Acid grasslands are at risk and diminishing due to nitrification through air pollution and dog faeces, which allows more aggressive, faster-growing plant species to proliferate. The cows help reduce the vegetational mass in a patchwork, reducing competition for sunlight, which allows for slower-growing plants and grasses to survive. This patchwork of varying heights also creates habitat for insects to breed, hunt and perch.

The cows – Quinine, Nina and Nuru – have moved on now, having completed their work. Quinine – who is pregnant – will head back to our farm in Theydon Bois and will graze in adjacent fields to the buildings until she calves. Nuru and Nina are not pregnant, so will travel to Chingford Plain to graze until ground conditions start to deteriorate.

The trial has been a huge success and has secured grazing becoming an annual fixture at Wanstead Park, managed by the City of London Corporation. We would like to thank everyone involved, especially volunteers and local park users, including dog walkers who have had to modify their use of the park to help make this a success.

For more information on cattle-grazing in Wanstead Park, visit

Good neighbours


In the first of two articles, Sadayeen Khan, secretary of Redbridge Neighbourhood Watch (NHW), explains the group’s purpose and why their objectives are more than just tackling crime

Redbridge NHW is a registered charity run by volunteers from within the community. Anyone living, working or studying in Redbridge is welcome to become a member (free). We use Online Watch Link (OWL), a secure email system, to send out security, crime prevention and other advisory emails to our members.

Our volunteers care for our communities and environment. Prevention is better than cure; therefore, we encourage early action to avoid being a victim of crime and suffering the associated financial and emotional costs, and saving the time and stress to put things right again.

We are not the police, nor are we a reporting arm of the police. Therefore, we remind and encourage the public to call 999, 101 or report crimes on the or websites, or through the ‘Report It’ section of the Redbridge Council website.

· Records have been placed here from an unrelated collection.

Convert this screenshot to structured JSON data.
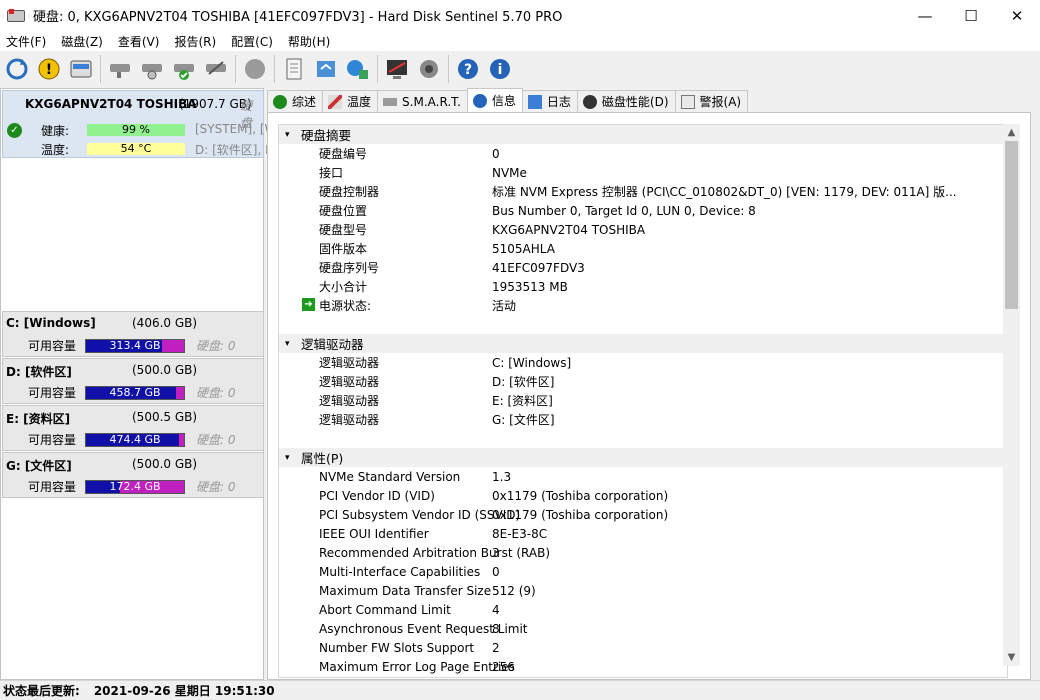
{
  "window": {
    "title": "硬盘:  0, KXG6APNV2T04 TOSHIBA [41EFC097FDV3]  -  Hard Disk Sentinel 5.70 PRO",
    "minimize": "—",
    "maximize": "☐",
    "close": "✕"
  },
  "menu": [
    "文件(F)",
    "磁盘(Z)",
    "查看(V)",
    "报告(R)",
    "配置(C)",
    "帮助(H)"
  ],
  "toolbar": {
    "icons": [
      "refresh-icon",
      "alert-icon",
      "disk-info-icon",
      "hdd-test-icon",
      "hdd-surface-icon",
      "hdd-ok-icon",
      "hdd-remove-icon",
      "stop-icon",
      "report-icon",
      "sync-icon",
      "network-icon",
      "monitor-icon",
      "speaker-icon",
      "help-icon",
      "info-icon"
    ]
  },
  "disk": {
    "name": "KXG6APNV2T04 TOSHIBA",
    "size": "(1907.7 GB)",
    "hint": "硬盘",
    "health_label": "健康:",
    "health_value": "99 %",
    "health_percent": 99,
    "temp_label": "温度:",
    "temp_value": "54 °C",
    "partitions_line1": "[SYSTEM], [W",
    "partitions_line2": "D: [软件区], E"
  },
  "volumes": [
    {
      "name": "C: [Windows]",
      "size": "(406.0 GB)",
      "free_label": "可用容量",
      "free": "313.4 GB",
      "free_fraction": 0.772,
      "disk": "硬盘: 0"
    },
    {
      "name": "D: [软件区]",
      "size": "(500.0 GB)",
      "free_label": "可用容量",
      "free": "458.7 GB",
      "free_fraction": 0.917,
      "disk": "硬盘: 0"
    },
    {
      "name": "E: [资料区]",
      "size": "(500.5 GB)",
      "free_label": "可用容量",
      "free": "474.4 GB",
      "free_fraction": 0.948,
      "disk": "硬盘: 0"
    },
    {
      "name": "G: [文件区]",
      "size": "(500.0 GB)",
      "free_label": "可用容量",
      "free": "172.4 GB",
      "free_fraction": 0.345,
      "disk": "硬盘: 0"
    }
  ],
  "tabs": [
    "综述",
    "温度",
    "S.M.A.R.T.",
    "信息",
    "日志",
    "磁盘性能(D)",
    "警报(A)"
  ],
  "active_tab": "信息",
  "sections": {
    "summary": {
      "title": "硬盘摘要",
      "rows": [
        {
          "k": "硬盘编号",
          "v": "0"
        },
        {
          "k": "接口",
          "v": "NVMe"
        },
        {
          "k": "硬盘控制器",
          "v": "标准 NVM Express 控制器 (PCI\\CC_010802&DT_0) [VEN: 1179, DEV: 011A] 版..."
        },
        {
          "k": "硬盘位置",
          "v": "Bus Number 0, Target Id 0, LUN 0, Device: 8"
        },
        {
          "k": "硬盘型号",
          "v": "KXG6APNV2T04 TOSHIBA"
        },
        {
          "k": "固件版本",
          "v": "5105AHLA"
        },
        {
          "k": "硬盘序列号",
          "v": "41EFC097FDV3"
        },
        {
          "k": "大小合计",
          "v": "1953513 MB"
        },
        {
          "k": "电源状态:",
          "v": "活动"
        }
      ]
    },
    "logical": {
      "title": "逻辑驱动器",
      "rows": [
        {
          "k": "逻辑驱动器",
          "v": "C: [Windows]"
        },
        {
          "k": "逻辑驱动器",
          "v": "D: [软件区]"
        },
        {
          "k": "逻辑驱动器",
          "v": "E: [资料区]"
        },
        {
          "k": "逻辑驱动器",
          "v": "G: [文件区]"
        }
      ]
    },
    "props": {
      "title": "属性(P)",
      "rows": [
        {
          "k": "NVMe Standard Version",
          "v": "1.3"
        },
        {
          "k": "PCI Vendor ID (VID)",
          "v": "0x1179 (Toshiba corporation)"
        },
        {
          "k": "PCI Subsystem Vendor ID (SSVID)",
          "v": "0x1179 (Toshiba corporation)"
        },
        {
          "k": "IEEE OUI Identifier",
          "v": "8E-E3-8C"
        },
        {
          "k": "Recommended Arbitration Burst (RAB)",
          "v": "3"
        },
        {
          "k": "Multi-Interface Capabilities",
          "v": "0"
        },
        {
          "k": "Maximum Data Transfer Size",
          "v": "512 (9)"
        },
        {
          "k": "Abort Command Limit",
          "v": "4"
        },
        {
          "k": "Asynchronous Event Request Limit",
          "v": "8"
        },
        {
          "k": "Number FW Slots Support",
          "v": "2"
        },
        {
          "k": "Maximum Error Log Page Entries",
          "v": "256"
        }
      ]
    }
  },
  "status": {
    "label": "状态最后更新:",
    "value": "2021-09-26 星期日 19:51:30"
  },
  "colors": {
    "health_bar": "#8ff28f",
    "temp_bar": "#ffff99",
    "volume_free": "#1010a8",
    "volume_used": "#c020c0",
    "disk_card_bg": "#dbe6f2"
  }
}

Redbridge NHW asks members and their neighbours to keep an eye out for each other and report suspicious behaviour, characters and wrongdoing, by calling the police or informing the council. We encourage members and our communities to look out and watch out for our neighbours, especially the elderly and vulnerable; to support each other and keep their environment clean and tidy. It makes the areas more pleasant to live in and discourages criminality.

We encourage the use of anti-thief and security devices for the home and vehicles, including dash cams, CCTV and doorbell cameras as a means of monitoring and as a deterrent rather than being curtain twitchers. This technology allows people to call the police immediately if they witness an event, or later when the criminals have long gone but have been captured committing crimes.

The electoral boundaries in Redbridge changed in 2018, creating Churchfields, South Woodford, Wanstead Village and Wanstead Park wards. Once the information relating to these changes was available to us, we adapted quickly and have most definitely moved on with interaction with new councillors and redrawn police teams, new IT and automation, whilst still maintaining a human touch through good-old means of communications.

Whilst we are not the police, we do actively communicate with them to inform members of what kind of crimes or criminals are active in their areas. We are also in touch with other charities and can liaise with them if and when needed.

The Redbridge NHW website includes crime prevention advice, discount codes on crime prevention products and useful links to partner organisations. For more information, and to join (free), visit